Prompt
What follows is a set of records; restate each one word for word and drop the pictures.

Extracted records
Content starts

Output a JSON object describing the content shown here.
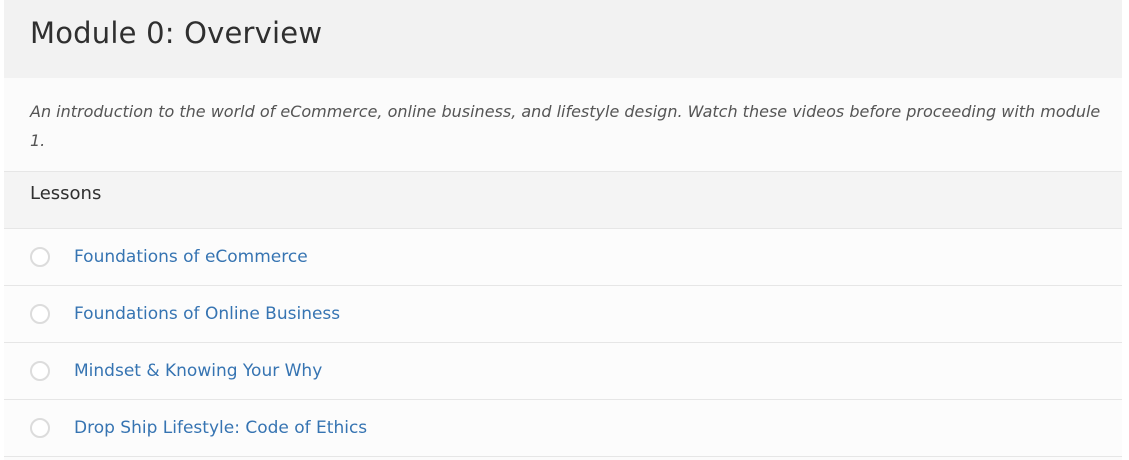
{
  "module": {
    "title": "Module 0: Overview",
    "description": "An introduction to the world of eCommerce, online business, and lifestyle design. Watch these videos before proceeding with module 1.",
    "lessons_heading": "Lessons",
    "lessons": [
      {
        "title": "Foundations of eCommerce",
        "status_icon": "empty-circle-icon",
        "completed": false
      },
      {
        "title": "Foundations of Online Business",
        "status_icon": "empty-circle-icon",
        "completed": false
      },
      {
        "title": "Mindset & Knowing Your Why",
        "status_icon": "empty-circle-icon",
        "completed": false
      },
      {
        "title": "Drop Ship Lifestyle: Code of Ethics",
        "status_icon": "empty-circle-icon",
        "completed": false
      }
    ]
  },
  "colors": {
    "header_bg": "#f2f2f2",
    "link": "#3674b2",
    "text": "#2f2f2f",
    "circle_border": "#dcdcdc"
  }
}
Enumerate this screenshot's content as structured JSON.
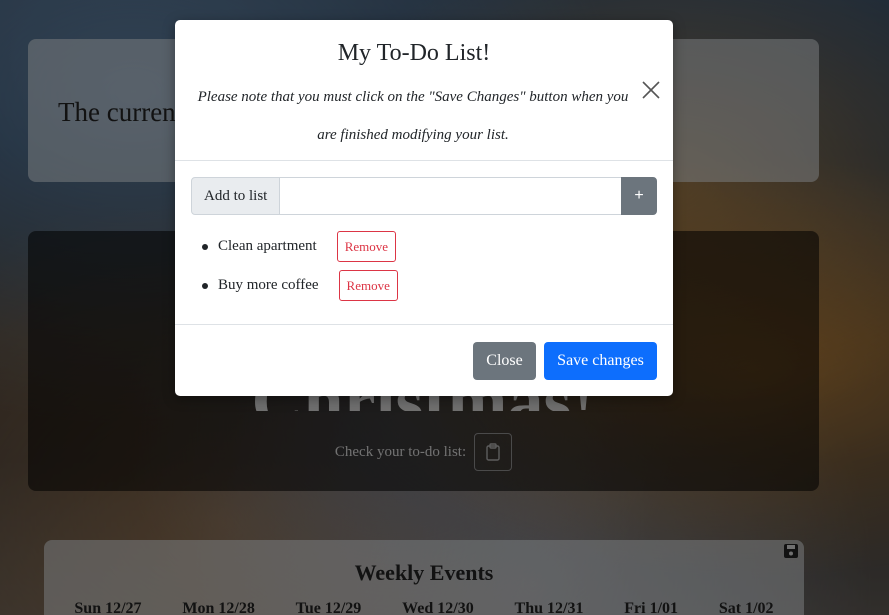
{
  "background": {
    "intro_text": "The curren                                                  ds), with a",
    "check_label": "Check your to-do list:",
    "countdown_text": "Christmas!",
    "weekly_title": "Weekly Events",
    "days": [
      "Sun 12/27",
      "Mon 12/28",
      "Tue 12/29",
      "Wed 12/30",
      "Thu 12/31",
      "Fri 1/01",
      "Sat 1/02"
    ]
  },
  "modal": {
    "title": "My To-Do List!",
    "note": "Please note that you must click on the \"Save Changes\" button when you are finished modifying your list.",
    "add_label": "Add to list",
    "add_input_value": "",
    "add_button": "+",
    "items": [
      {
        "text": "Clean apartment",
        "remove_label": "Remove"
      },
      {
        "text": "Buy more coffee",
        "remove_label": "Remove"
      }
    ],
    "close_label": "Close",
    "save_label": "Save changes"
  },
  "colors": {
    "primary": "#0d6efd",
    "secondary": "#6c757d",
    "danger": "#dc3545"
  }
}
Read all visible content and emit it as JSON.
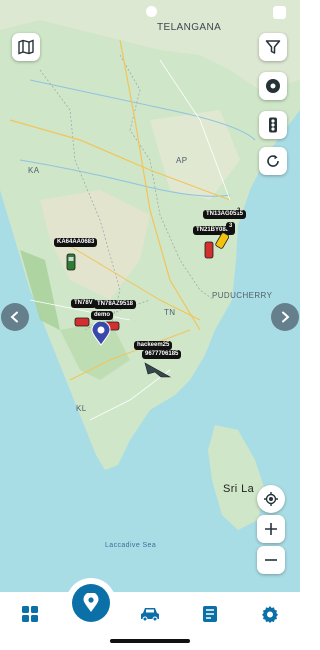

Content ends

Written reply
Output a JSON object describing the content shown here.
{
  "module": {
    "title": "Module 0: Overview",
    "description": "An introduction to the world of eCommerce, online business, and lifestyle design. Watch these videos before proceeding with module 1.",
    "lessons_heading": "Lessons",
    "lessons": [
      {
        "title": "Foundations of eCommerce",
        "status_icon": "empty-circle-icon",
        "completed": false
      },
      {
        "title": "Foundations of Online Business",
        "status_icon": "empty-circle-icon",
        "completed": false
      },
      {
        "title": "Mindset & Knowing Your Why",
        "status_icon": "empty-circle-icon",
        "completed": false
      },
      {
        "title": "Drop Ship Lifestyle: Code of Ethics",
        "status_icon": "empty-circle-icon",
        "completed": false
      }
    ]
  },
  "colors": {
    "header_bg": "#f2f2f2",
    "link": "#3674b2",
    "text": "#2f2f2f",
    "circle_border": "#dcdcdc"
  }
}
Enumerate this screenshot's content as structured JSON.
{
  "background": {
    "intro_text": "The curren                                                  ds), with a",
    "check_label": "Check your to-do list:",
    "countdown_text": "Christmas!",
    "weekly_title": "Weekly Events",
    "days": [
      "Sun 12/27",
      "Mon 12/28",
      "Tue 12/29",
      "Wed 12/30",
      "Thu 12/31",
      "Fri 1/01",
      "Sat 1/02"
    ]
  },
  "modal": {
    "title": "My To-Do List!",
    "note": "Please note that you must click on the \"Save Changes\" button when you are finished modifying your list.",
    "add_label": "Add to list",
    "add_input_value": "",
    "add_button": "+",
    "items": [
      {
        "text": "Clean apartment",
        "remove_label": "Remove"
      },
      {
        "text": "Buy more coffee",
        "remove_label": "Remove"
      }
    ],
    "close_label": "Close",
    "save_label": "Save changes"
  },
  "colors": {
    "primary": "#0d6efd",
    "secondary": "#6c757d",
    "danger": "#dc3545"
  }
}
Read all visible content and emit it as JSON.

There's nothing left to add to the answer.